+1 Recommend
1 collections
      • Record: found
      • Abstract: found
      • Article: found

      Electrophysiological Basis of Arteriolar Vasomotion in vivo

      Read this article at

          There is no author summary for this article yet. Authors can add summaries to their articles on ScienceOpen to make them more accessible to a non-specialist audience.


          We tested the hypothesis that cyclic changes in membrane potential (E<sub>m</sub>) underlie spontaneous vasomotion in cheek pouch arterioles of anesthetized hamsters. Diameter oscillations (∼3 min<sup>–1</sup>) were preceded (∼3 s) by oscillations in E<sub>m</sub> of smooth muscle cells (SMC) and endothelial cells (EC). Oscillations in E<sub>m</sub> were resolved into six phases: (1) a period (6 ± 2 s) at the most negative E<sub>m</sub> observed during vasomotion (–46 ± 2 mV) correlating (r = 0.87, p < 0.01) with time (8 ± 2 s) at the largest diameter observed during vasomotion (41 ± 2 µm); (2) a slow depolarization (1.8 ± 0.2 mV s<sup>–1</sup>) with no diameter change; (3) a fast (9.1 ± 0.8 mV s<sup>–1</sup>) depolarization (to –28 ± 2 mV) and constriction; (4) a transient partial repolarization (3–4 mV); (5) a sustained (5 ± 1 s) depolarization (–28 ± 2 mV) correlating (r = 0.78, p < 0.01) with time (3 ± 1 s) at the smallest diameter (27 ± 2 µm) during vasomotion; (6) a slow repolarization (2.5 ± 0.2 mV s<sup>–1</sup>) and relaxation. The absolute change in E<sub>m</sub> correlated (r = 0.60, p < 0.01) with the most negative E<sub>m</sub>. Sodium nitroprusside or nifedipine caused sustained hyperpolarization and dilation, whereas tetraethylammonium or elevated PO<sub>2</sub> caused sustained depolarization and constriction.
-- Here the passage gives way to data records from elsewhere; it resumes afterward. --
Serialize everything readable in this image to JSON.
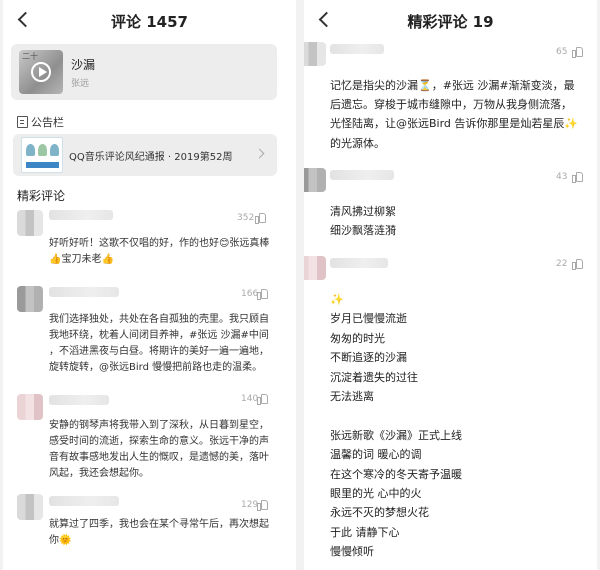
{
  "left": {
    "title": "评论 1457",
    "song": {
      "cover_text": "二十",
      "name": "沙漏",
      "artist": "张远"
    },
    "notice": {
      "label": "公告栏",
      "text": "QQ音乐评论风纪通报 · 2019第52周"
    },
    "section_title": "精彩评论",
    "comments": [
      {
        "likes": "352",
        "text": "好听好听！这歌不仅唱的好，作的也好😊张远真棒\n👍宝刀未老👍"
      },
      {
        "likes": "166",
        "text": "我们选择独处，共处在各自孤独的壳里。我只顾自\n我地环绕，枕着人间闭目养神，#张远 沙漏#中间\n，不滔进黑夜与白昼。将期许的美好一遍一遍地，\n旋转旋转，@张远Bird 慢慢把前路也走的温柔。"
      },
      {
        "likes": "140",
        "text": "安静的钢琴声将我带入到了深秋，从日暮到星空，\n感受时间的流逝，探索生命的意义。张远干净的声\n音有故事感地发出人生的慨叹，是遗憾的美，落叶\n风起，我还会想起你。"
      },
      {
        "likes": "129",
        "text": "就算过了四季，我也会在某个寻常午后，再次想起\n你🌞"
      }
    ]
  },
  "right": {
    "title": "精彩评论 19",
    "comments": [
      {
        "likes": "65",
        "text": "记忆是指尖的沙漏⏳，#张远 沙漏#渐渐变淡，最\n后遗忘。穿梭于城市缝隙中，万物从我身侧流落，\n光怪陆离，让@张远Bird 告诉你那里是灿若星辰✨\n的光源体。"
      },
      {
        "likes": "43",
        "text": "清风拂过柳絮\n细沙飘落涟漪"
      },
      {
        "likes": "22",
        "text": "✨\n岁月已慢慢流逝\n匆匆的时光\n不断追逐的沙漏\n沉淀着遗失的过往\n无法逃离\n\n张远新歌《沙漏》正式上线\n温馨的词 暖心的调\n在这个寒冷的冬天寄予温暖\n眼里的光 心中的火\n永远不灭的梦想火花\n于此 请静下心\n慢慢倾听"
      }
    ]
  }
}
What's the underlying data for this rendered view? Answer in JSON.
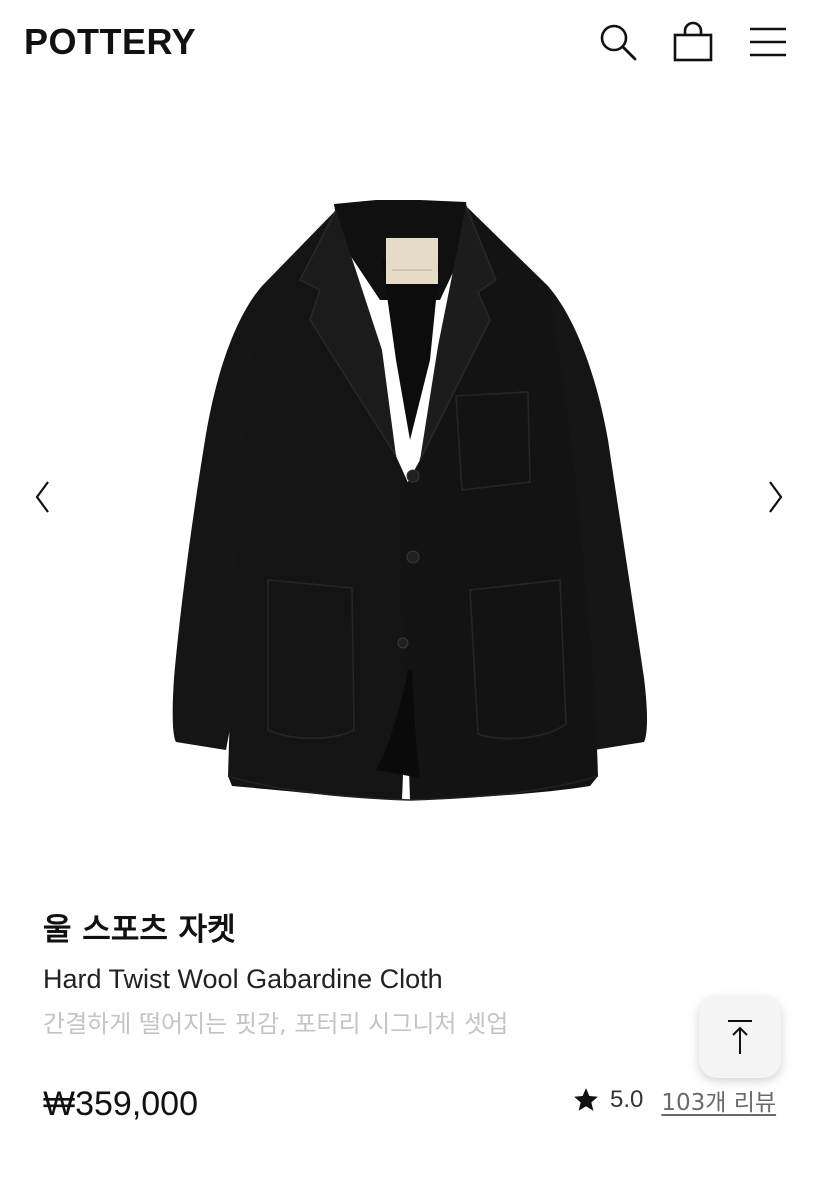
{
  "header": {
    "logo": "POTTERY",
    "icons": [
      "search-icon",
      "bag-icon",
      "menu-icon"
    ]
  },
  "gallery": {
    "image": "black-wool-sports-jacket",
    "prev_icon": "chevron-left-icon",
    "next_icon": "chevron-right-icon"
  },
  "product": {
    "title_ko": "울 스포츠 자켓",
    "title_en": "Hard Twist Wool Gabardine Cloth",
    "description": "간결하게 떨어지는 핏감, 포터리 시그니처 셋업",
    "price": "₩359,000",
    "rating": "5.0",
    "review_link": "103개 리뷰"
  },
  "colors": {
    "text": "#111111",
    "muted": "#c4c4c4",
    "jacket": "#141414",
    "label": "#e6dcc6"
  },
  "floating": {
    "top_button_icon": "arrow-up-to-top-icon"
  }
}
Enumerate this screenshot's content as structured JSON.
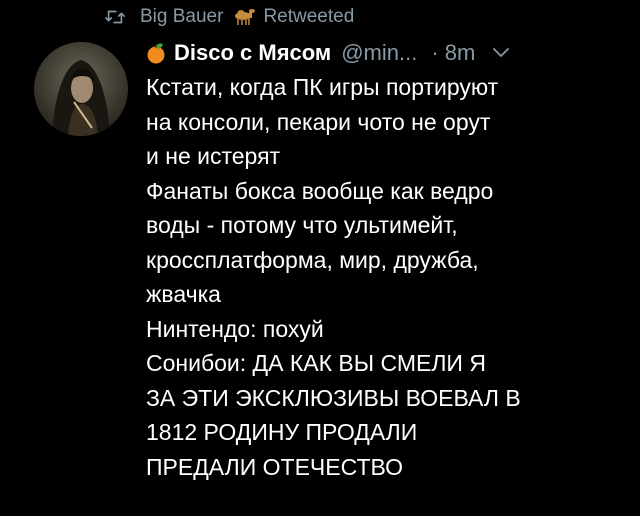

We suggest that vasomotion in vivo reflects spontaneous, cyclic changes in E<sub>m</sub> of SMC and EC corresponding with cation fluxes across plasma membranes.

          Related collections

          Author and article information

          J Vasc Res
          Journal of Vascular Research
          S. Karger AG
          December 2000
          10 January 2001
          : 37
          : 6
          : 568-575
          aJohn B. Pierce Laboratory and bDepartment of Cellular and Molecular Physiology, Yale University School of Medicine, New Haven, Conn., USA; cDepartment of Human Physiology, School of Medicine, Flinders University of South Australia, Adelaide, Australia
          54090 J Vasc Res 2000;37:568–575
          © 2000 S. Karger AG, Basel

          Copyright: All rights reserved. No part of this publication may be translated into other languages, reproduced or utilized in any form or by any means, electronic or mechanical, including photocopying, recording, microcopying, or by any information storage and retrieval system, without permission in writing from the publisher. Drug Dosage: The authors and the publisher have exerted every effort to ensure that drug selection and dosage set forth in this text are in accord with current recommendations and practice at the time of publication. However, in view of ongoing research, changes in government regulations, and the constant flow of information relating to drug therapy and drug reactions, the reader is urged to check the package insert for each drug for any changes in indications and dosage and for added warnings and precautions. This is particularly important when the recommended agent is a new and/or infrequently employed drug. Disclaimer: The statements, opinions and data contained in this publication are solely those of the individual authors and contributors and not of the publishers and the editor(s). The appearance of advertisements or/and product references in the publication is not a warranty, endorsement, or approval of the products or services advertised or of their effectiveness, quality or safety. The publisher and the editor(s) disclaim responsibility for any injury to persons or property resulting from any ideas, methods, instructions or products referred to in the content or advertisements.

          Page count
          Figures: 7, References: 27, Pages: 8
          Research Paper


          Comment on this article